By nehad tadros (not verified) on 21 Feb 2009 #permalink

Colors can also change your mood and states of mind. Different shades and tones will evoke special unconscious and conscious psychopysiological reactions, positive or negative emotions, subjectively and sensitively affecting your mind-set from moment to moment. Mornings, afternoons always depending on your meaningful past emotional experiences. How interesting and colorful topic.

By Patti Pizzi (not verified) on 22 Feb 2009 #permalink

From an artist's point of view blue is the color of the sky, the biggest most perfect blank canvas.

Louise Moore

By Louise Moore (not verified) on 23 Feb 2009 #permalink

Relaxation and creativity,

brings to mind the 1910 lecture of the mathematician Henri Poincare' to the French psychological society (which is quoted in "Zen and the Art of Motorcycle Manitanence") His method was to cram the brain full of fact and existing knowledge, then go on a fortnight's hiking trip and voila! the answer to his questions appeared as he was boarding the bus for home.

By David Kerlick (not verified) on 26 Feb 2009 #permalink

Red for facts, blue for conceptual integration? Hmmm... How will this affect college student test performance on factual and conceptual questions? Average scores on exams should rise if I use red backgrounds for facts and blue backgrounds for conceptual syntheses in my powerpoint lectures. That's my hypothesis and I'm gonna test it....

By Neanderthal Man (not verified) on 02 Mar 2009 #permalink

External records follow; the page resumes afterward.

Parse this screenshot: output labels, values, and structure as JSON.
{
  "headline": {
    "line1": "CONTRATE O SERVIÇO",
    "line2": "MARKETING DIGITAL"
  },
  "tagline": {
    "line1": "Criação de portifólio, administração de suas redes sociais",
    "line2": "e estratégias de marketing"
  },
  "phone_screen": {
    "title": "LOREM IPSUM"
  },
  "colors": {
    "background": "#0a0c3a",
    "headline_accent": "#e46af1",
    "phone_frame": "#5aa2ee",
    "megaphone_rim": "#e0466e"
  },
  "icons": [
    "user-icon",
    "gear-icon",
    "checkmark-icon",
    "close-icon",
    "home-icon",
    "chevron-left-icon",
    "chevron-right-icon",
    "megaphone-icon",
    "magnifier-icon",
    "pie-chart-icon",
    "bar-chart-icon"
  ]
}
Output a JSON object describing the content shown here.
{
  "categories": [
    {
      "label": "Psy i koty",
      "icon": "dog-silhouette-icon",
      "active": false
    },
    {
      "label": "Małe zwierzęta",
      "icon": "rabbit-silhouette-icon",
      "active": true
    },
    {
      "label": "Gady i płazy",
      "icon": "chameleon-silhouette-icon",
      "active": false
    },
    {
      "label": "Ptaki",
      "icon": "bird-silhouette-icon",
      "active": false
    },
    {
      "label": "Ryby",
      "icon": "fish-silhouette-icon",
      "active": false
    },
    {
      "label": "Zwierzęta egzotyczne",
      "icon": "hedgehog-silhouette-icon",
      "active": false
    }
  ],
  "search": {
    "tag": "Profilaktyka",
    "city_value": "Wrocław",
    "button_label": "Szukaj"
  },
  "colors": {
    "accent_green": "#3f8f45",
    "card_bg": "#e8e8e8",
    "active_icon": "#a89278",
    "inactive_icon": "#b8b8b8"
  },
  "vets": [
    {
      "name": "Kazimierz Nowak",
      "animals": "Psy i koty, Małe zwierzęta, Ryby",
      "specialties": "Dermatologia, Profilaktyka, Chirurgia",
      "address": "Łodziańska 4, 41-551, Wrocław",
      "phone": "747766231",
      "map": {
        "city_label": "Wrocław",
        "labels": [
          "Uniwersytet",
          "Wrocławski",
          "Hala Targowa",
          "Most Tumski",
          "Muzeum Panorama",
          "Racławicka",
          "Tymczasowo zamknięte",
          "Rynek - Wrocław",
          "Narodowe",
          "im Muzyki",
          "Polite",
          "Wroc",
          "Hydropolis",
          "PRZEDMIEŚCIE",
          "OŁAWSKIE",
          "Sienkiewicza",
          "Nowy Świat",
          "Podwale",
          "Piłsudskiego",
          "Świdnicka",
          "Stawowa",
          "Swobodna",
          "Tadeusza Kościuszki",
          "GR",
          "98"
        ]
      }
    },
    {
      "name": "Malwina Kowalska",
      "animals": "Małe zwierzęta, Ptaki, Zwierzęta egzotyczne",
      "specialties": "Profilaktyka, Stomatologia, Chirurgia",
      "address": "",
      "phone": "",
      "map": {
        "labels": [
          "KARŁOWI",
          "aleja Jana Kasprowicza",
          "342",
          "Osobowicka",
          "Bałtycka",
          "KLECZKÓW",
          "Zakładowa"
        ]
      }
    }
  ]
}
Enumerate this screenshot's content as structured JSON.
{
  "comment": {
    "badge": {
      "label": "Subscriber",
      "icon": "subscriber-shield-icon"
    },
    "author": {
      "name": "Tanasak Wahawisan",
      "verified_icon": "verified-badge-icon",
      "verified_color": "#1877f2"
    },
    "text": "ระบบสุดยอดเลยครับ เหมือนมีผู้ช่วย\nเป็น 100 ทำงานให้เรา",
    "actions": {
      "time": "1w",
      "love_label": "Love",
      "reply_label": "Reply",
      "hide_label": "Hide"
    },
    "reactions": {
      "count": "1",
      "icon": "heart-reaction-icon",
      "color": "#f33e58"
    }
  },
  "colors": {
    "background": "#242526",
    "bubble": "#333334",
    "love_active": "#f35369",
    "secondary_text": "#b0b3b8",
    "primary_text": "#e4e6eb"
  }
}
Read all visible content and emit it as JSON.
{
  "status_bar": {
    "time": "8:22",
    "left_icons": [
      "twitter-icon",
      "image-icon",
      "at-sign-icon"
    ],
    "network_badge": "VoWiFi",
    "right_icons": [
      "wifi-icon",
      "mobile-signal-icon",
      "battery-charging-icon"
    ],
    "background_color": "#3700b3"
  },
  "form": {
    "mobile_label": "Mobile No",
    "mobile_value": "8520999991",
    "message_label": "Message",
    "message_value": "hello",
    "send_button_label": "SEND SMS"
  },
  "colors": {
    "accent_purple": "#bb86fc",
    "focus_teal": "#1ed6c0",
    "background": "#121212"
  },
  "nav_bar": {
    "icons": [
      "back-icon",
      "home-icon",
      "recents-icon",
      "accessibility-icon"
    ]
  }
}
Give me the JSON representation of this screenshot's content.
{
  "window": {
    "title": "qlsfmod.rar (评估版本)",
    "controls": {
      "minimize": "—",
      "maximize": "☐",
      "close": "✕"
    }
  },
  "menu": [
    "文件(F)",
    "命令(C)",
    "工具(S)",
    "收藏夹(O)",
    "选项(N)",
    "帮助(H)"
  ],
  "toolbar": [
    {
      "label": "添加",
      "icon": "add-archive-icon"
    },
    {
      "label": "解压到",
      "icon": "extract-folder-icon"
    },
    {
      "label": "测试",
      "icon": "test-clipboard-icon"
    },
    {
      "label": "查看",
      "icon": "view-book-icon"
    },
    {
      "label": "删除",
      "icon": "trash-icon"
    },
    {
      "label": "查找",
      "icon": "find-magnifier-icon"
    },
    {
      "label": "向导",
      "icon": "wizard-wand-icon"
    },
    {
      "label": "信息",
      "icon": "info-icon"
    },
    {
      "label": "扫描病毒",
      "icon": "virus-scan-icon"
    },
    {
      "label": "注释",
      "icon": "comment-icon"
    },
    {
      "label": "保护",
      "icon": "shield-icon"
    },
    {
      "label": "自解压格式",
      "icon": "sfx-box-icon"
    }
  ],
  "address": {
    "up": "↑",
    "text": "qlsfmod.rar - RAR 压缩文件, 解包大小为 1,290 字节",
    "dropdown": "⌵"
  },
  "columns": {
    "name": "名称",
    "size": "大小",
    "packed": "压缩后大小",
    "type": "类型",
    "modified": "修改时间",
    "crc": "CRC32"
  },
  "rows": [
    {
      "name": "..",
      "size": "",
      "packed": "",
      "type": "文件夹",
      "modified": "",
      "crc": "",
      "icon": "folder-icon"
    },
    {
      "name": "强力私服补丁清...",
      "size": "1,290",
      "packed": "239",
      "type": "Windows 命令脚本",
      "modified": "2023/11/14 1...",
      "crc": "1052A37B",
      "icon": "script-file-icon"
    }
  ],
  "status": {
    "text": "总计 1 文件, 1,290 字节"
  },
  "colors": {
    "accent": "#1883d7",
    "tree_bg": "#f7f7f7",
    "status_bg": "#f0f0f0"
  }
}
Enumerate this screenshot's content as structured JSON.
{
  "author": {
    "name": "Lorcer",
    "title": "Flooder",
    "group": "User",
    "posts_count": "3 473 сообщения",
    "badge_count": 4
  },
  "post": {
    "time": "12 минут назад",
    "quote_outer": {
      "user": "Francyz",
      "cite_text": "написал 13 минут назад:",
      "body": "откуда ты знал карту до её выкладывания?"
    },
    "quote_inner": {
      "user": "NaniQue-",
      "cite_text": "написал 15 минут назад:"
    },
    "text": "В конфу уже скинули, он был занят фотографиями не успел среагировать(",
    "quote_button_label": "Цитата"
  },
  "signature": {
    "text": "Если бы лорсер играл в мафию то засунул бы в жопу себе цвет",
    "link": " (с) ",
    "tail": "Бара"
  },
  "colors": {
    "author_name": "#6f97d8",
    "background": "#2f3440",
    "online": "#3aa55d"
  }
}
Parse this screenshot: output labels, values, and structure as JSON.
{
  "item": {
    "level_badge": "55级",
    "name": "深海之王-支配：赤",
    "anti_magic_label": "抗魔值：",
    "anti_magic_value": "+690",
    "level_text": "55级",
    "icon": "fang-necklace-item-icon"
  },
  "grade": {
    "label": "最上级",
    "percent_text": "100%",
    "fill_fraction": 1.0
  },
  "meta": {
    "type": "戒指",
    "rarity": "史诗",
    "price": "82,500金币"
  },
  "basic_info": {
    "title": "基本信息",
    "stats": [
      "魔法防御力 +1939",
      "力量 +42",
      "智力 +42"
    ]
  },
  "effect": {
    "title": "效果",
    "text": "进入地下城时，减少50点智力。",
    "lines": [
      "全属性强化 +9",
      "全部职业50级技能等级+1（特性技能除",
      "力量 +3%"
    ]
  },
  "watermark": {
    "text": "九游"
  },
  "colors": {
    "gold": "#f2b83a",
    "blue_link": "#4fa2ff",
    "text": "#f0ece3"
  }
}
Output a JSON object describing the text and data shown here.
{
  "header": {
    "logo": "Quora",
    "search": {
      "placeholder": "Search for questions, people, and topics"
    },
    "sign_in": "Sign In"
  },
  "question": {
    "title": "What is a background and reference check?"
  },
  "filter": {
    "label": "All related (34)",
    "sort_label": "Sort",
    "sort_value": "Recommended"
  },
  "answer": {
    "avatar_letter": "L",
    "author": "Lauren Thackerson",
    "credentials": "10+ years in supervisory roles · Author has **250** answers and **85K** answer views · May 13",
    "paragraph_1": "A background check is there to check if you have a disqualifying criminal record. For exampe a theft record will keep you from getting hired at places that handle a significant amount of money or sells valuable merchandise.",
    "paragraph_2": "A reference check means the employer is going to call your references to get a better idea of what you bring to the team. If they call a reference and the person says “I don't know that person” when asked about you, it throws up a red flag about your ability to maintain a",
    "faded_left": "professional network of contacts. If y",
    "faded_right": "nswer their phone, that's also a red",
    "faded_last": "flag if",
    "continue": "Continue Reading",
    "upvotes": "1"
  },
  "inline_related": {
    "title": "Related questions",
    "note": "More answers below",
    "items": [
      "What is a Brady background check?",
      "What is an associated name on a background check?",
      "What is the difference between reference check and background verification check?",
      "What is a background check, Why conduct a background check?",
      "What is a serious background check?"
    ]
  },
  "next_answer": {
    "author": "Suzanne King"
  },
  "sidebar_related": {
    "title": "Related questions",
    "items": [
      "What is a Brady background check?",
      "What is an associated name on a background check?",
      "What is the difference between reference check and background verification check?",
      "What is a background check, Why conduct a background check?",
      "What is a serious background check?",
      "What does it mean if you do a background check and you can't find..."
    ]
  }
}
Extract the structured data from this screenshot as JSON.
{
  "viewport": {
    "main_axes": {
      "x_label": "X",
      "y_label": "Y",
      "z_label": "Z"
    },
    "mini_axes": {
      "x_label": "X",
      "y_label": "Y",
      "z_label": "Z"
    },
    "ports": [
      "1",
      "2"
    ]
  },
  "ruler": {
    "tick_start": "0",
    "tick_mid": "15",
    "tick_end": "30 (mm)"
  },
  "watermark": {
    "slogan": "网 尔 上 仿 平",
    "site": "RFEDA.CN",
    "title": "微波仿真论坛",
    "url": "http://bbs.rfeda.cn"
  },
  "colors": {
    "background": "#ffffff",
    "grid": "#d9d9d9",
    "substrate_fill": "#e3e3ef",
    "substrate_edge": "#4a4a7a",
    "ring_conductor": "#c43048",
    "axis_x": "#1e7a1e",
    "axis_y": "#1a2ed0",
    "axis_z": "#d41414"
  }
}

Very interesting topic.
I am "in-thesis" with something very similar.
The collective unconscious association of color and sound.
It would help me out if you would take my online survey.
Only 4 questions and NO WRITING. Just click the answer you think is appropriate.
Go here:

By James Bell (not verified) on 30 Mar 2010 #permalink

This study is at variance with earlier ones where it was pretty clearly determined that a red room is more conducive to creativity/brainstorming, following the comment about it encouraging a slightly hyper state.

How do you account for the change? It worries me that, like so many other "facts", a change in some variable has rendered the earlier one untrue.